    "We did it all," Jose said— Fan Fest, Power Derby, Wednesday's game.
    What appeared to be a hitch, or at least a potential one, loomed over the stadium early Wednesday evening like a dark cloud.
    In fact, it was a dark cloud.
    Only a few isolated raindrops fell, however, and that cloud, with the help of a southerly breeze, cooled a hot summer day. The temperature, 94 degrees when the game began a little after 5:30 p.m., had fallen to 83 by the middle of the fourth inning and 80 by game's end.
    A few minor-league nitpicks:
    BirdZerk, one of many costumed performers who tour the nation clowning at baseball games, was on hand Wednesday with understudy and protégé Zerk Jr.; Mrs. Zerk was sitting on an egg back home and couldn't attend.
    Rubbery mascots calling themselves The Zooperstars— Beary Bonds, Monkey Mantle, Harry Canary, et al— followed.
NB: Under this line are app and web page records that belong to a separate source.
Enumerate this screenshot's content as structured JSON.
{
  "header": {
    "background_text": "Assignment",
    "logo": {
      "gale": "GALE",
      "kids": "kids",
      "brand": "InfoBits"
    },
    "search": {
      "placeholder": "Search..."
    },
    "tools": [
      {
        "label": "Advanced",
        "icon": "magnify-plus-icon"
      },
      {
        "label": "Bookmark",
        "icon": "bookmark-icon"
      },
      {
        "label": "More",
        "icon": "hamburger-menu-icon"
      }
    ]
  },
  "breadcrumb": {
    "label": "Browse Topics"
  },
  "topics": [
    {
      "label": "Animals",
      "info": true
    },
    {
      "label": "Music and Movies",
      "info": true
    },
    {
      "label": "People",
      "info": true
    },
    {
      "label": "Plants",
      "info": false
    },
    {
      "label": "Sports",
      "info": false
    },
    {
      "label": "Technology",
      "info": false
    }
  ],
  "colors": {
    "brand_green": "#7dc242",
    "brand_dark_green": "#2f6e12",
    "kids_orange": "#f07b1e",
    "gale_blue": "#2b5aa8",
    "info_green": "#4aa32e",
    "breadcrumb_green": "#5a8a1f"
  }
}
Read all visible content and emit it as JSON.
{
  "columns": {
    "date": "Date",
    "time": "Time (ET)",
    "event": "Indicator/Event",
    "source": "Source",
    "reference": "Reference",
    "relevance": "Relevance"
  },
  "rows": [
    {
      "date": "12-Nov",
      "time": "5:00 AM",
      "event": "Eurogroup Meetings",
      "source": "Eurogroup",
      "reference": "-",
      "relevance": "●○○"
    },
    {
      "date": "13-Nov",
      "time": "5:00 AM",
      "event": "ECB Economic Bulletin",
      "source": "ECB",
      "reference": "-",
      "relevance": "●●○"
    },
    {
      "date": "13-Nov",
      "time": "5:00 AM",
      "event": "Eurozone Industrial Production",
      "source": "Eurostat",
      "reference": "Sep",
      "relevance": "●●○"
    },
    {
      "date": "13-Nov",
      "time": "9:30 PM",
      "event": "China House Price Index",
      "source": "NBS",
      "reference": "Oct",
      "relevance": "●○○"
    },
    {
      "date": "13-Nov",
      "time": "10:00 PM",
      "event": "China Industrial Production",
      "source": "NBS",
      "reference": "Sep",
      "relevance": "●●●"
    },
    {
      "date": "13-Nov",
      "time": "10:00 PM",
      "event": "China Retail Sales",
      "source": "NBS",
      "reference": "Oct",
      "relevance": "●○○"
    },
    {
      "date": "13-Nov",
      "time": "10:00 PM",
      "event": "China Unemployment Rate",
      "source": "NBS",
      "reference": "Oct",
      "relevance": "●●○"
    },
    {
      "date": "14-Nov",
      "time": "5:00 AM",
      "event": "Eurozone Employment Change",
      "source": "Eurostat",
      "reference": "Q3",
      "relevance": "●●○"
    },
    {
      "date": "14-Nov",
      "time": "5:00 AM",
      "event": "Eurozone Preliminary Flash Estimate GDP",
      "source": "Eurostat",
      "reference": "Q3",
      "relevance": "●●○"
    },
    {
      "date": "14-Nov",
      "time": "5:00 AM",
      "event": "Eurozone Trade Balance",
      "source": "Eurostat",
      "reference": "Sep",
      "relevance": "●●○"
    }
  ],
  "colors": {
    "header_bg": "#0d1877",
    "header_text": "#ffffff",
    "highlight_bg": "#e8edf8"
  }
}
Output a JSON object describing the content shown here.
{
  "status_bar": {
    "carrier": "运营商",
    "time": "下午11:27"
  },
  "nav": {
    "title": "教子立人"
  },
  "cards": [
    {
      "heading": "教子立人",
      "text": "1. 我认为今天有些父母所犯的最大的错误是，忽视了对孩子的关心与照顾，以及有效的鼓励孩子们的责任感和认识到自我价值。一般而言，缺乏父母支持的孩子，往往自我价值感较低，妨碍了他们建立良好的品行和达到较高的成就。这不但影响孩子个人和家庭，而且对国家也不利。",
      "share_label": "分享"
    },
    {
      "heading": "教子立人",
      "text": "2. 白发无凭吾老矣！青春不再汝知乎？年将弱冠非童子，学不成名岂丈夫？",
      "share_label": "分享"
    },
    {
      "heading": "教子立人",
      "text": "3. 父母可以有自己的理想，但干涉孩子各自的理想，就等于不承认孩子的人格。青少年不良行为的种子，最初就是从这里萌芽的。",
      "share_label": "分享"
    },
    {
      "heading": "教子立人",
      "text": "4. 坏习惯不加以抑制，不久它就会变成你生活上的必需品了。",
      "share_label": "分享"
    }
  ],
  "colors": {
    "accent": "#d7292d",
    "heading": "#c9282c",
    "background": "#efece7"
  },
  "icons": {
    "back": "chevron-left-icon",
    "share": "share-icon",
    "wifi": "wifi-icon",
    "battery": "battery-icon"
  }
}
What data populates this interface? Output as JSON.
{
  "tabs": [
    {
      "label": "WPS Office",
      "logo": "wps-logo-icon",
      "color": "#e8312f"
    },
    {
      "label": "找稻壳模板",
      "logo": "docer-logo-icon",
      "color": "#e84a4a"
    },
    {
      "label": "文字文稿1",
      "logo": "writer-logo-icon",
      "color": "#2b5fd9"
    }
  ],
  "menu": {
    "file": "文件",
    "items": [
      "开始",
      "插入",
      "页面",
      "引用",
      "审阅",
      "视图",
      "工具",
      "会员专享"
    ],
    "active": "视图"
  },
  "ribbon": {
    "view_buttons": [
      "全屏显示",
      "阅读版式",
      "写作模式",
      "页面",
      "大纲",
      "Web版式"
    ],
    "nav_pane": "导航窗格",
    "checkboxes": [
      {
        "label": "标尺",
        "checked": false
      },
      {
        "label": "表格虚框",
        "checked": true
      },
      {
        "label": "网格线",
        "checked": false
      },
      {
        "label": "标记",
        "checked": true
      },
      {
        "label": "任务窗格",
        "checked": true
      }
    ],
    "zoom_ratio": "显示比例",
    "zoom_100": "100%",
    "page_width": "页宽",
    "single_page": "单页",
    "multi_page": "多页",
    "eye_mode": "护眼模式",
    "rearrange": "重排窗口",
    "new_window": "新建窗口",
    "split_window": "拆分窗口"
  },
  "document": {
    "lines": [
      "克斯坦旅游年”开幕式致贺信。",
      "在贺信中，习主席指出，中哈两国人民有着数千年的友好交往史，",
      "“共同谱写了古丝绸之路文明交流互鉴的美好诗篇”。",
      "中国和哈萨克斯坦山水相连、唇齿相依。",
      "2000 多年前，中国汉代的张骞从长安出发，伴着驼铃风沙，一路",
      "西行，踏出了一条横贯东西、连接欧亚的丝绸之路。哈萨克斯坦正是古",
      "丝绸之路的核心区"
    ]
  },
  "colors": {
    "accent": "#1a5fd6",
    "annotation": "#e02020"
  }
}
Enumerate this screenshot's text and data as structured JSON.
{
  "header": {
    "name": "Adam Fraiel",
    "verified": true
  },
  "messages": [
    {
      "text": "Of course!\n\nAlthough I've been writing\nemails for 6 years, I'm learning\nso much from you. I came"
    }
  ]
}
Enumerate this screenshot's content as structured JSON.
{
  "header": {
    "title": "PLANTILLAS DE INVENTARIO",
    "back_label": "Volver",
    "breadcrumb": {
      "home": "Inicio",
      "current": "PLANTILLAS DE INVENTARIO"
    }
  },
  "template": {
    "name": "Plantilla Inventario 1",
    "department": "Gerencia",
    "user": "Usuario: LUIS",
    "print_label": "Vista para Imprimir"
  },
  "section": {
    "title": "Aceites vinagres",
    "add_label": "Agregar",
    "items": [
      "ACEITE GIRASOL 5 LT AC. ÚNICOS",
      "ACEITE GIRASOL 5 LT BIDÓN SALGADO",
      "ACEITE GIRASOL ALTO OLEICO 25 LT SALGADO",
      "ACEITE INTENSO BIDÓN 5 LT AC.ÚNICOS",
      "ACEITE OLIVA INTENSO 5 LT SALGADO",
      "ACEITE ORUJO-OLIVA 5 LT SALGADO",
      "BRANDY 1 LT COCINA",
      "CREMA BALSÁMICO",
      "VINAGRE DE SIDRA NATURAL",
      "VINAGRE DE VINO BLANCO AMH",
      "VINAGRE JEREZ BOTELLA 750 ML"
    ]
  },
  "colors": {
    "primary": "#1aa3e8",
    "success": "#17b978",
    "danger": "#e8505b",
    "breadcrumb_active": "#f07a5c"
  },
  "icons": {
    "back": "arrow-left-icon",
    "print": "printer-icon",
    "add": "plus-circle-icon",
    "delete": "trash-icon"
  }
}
Orbit, the Isotopes' mascot, was present as well.
    Fine, but, considering the occasion, I'd have expected BirdZerk on top of one dugout and Jerry Lewis/Nutty Professor wannabe Myron Noodleman on the other.
    The Isotopes and Triple-A baseball didn't miss much, but I would have liked a bit more recognition of Albuquerque's baseball past.
    Duke City youngsters of today, no doubt, see Isotopes all-stars Pascucci, Robert Andino and Scott Seabol as heroes. My boyhood summer heroes were Dukes of yore like Fran Oneto, Chico Terry, Ted Shandor and Chuck Coles. Albuquerque has a rich baseball history, of which Wednesday's game now becomes a part.
    The Isotopes do have an excellent piece on the city's pro baseball legacy at albuquerquebaseball.com/news/history.
    Nitpicks aside, there was little not to like.
    Former Dukes and Los Angeles Dodgers manager Tommy Lasorda, the star attraction at a luncheon earlier, threw out the first pitch. Lasorda, who pitched briefly for the Dodgers and the Kansas City Athletics, has lost something off his fastball but nothing off his accuracy. His toss, launched from some 15 feet in front of the mound, was a knee-high strike— on the bounce.
    During the game, Lasorda visited the press box. He recalled that the old Albuquerque Sports Stadium had a drive-in section, popular with hormone-infused teenagers, beyond the outfield fence.
    "Back then, you could score here before the game started," he quipped.
    Wednesday, Albuquerque scored a run for baseball. And vice versa.